Linux Terminal - Files and Directories and Getting Around

From Computer Science
Revision as of 16:31, 10 January 2020 by Jkinne (talk | contribs) (Sample Session)
Jump to: navigation, search

This page is a part of the Linux and CS Systems - Getting Started. This page assumes you have your computer setup to connect to the CS server, or have the appropriate software installed on your computer to run commands. Go back to the Linux and CS Systems Getting Started main page if you don't have our system setup yet.

Basic idea The linux terminal is used to type commands to control your computer and files. Everything that you can do graphically on your computer (in Windows with File Explorer, on MacOS with Finder) you can do by typing commands instead.

Demo See [this link] for a video demonstrating the basics of getting around in the linux terminal.

Basic Commands

With the terminal you can create, copy, move, and delete files and directories. The following are the most important commands to do this.

  • cd - change directory
  • mkdir - make a new directory
  • ls - list directory contents (use option -l to see details)
  • cp - copy files
  • rm - remove files (be careful, there is no recycle bin or trash - once you delete, it's gone)
  • rmdir - remove directory
  • mv - move or rename a file or directory
  • nano - simple text editor

Getting Around

To "get around" in the terminal, use the following keys.

  • enter - a command is only executed when you press enter.
  • up and down arrows - lets you run a previously typed command again.
  • tab - if you are typing a filename, you can press tab to let the terminal auto-complete some part of it. This also works for command names (e.g., type mkdi and then tab).

The following are shortcuts for directories.

  • . - current directory
  • .. - directory one level up from where you are currently
  • ~ - your home directory
  • / - the top of the entire file system

The following are special notes about directory or file names.

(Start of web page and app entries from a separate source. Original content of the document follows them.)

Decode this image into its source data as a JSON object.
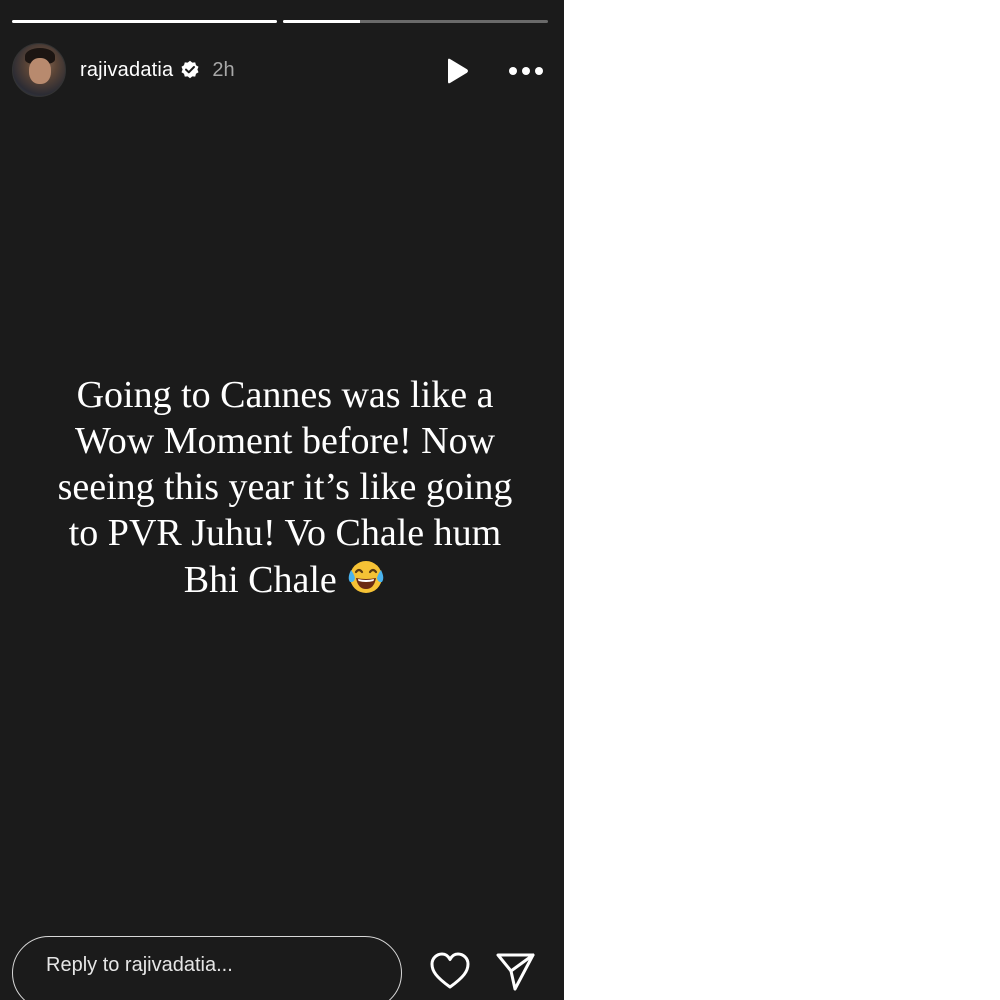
{
  "story": {
    "progress": [
      {
        "segment": 1,
        "fraction": 1.0
      },
      {
        "segment": 2,
        "fraction": 0.29
      }
    ],
    "header": {
      "username": "rajivadatia",
      "verified": true,
      "time_ago": "2h",
      "play_icon": "play-icon",
      "more_icon": "more-horizontal-icon"
    },
    "text_lines": "Going to Cannes was like a\nWow Moment before! Now\nseeing this year it’s like going\nto PVR Juhu! Vo Chale hum\nBhi Chale",
    "emoji": "face-with-tears-of-joy-icon",
    "footer": {
      "reply_placeholder": "Reply to rajivadatia...",
      "like_icon": "heart-icon",
      "share_icon": "send-icon"
    },
    "colors": {
      "background": "#1b1b1b",
      "text": "#ffffff",
      "muted": "#a8a8a8",
      "page": "#ffffff"
    }
  }
}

  • "" - if you have a file name with spaces in it, then you put the file name within "". So you could do mkdir "Some Directory"
  • * - called a wildcard, used to specify all file names that match some pattern. To list all files that end in ".pdf" you could type ls *.pdf.

Sample Session

In just a minute...


An example quiz over this material - Fill in the blank, what is the shortcut or key used in the linux terminal for each of the following.

  • Press this key to execute a command:
  • Keys that let you run a previously typed command again:
  • Key to press to auto-complete a filename or command:
  • Shortcut for current directory (one character):
  • Shortcut for directory one level up from current:
  • Shortcut for your home directory (one character):
  • Shortcut for the top of the entire file system (one character):
  • Characters to put around a filename that has spaces:
  • Wildcard character:

Fill in the blank, what is the linux command to do each of the following.

  • See which other users are currently logged in:
  • Help about a command (manual):
  • Change directory:
  • Make a new directory:
  • List directory contents:
  • Flag/option to use with previous command to list details of files:
  • Copy file(s):
  • Remove files:
  • Remove directory:
  • Move or rename a file or directory:
  • A terminal text editor:
  • Change your password:
  • Print out first few lines of a file:
  • Change file permissions:
  • Display current system memory usage:
  • See current time and date:

Give the complete linux terminal command to complete each of the following tasks. Tasks such as these could be asked about.

  • Create a new directory HELLO in your home directory:
  • Copy the contents of jkinne's GREAT directory into your home directory:
  • Change directory to your home directory:
  • Check to see who is logged in:
  • List the contest of the directory ~cs151/ including the sizes of the files: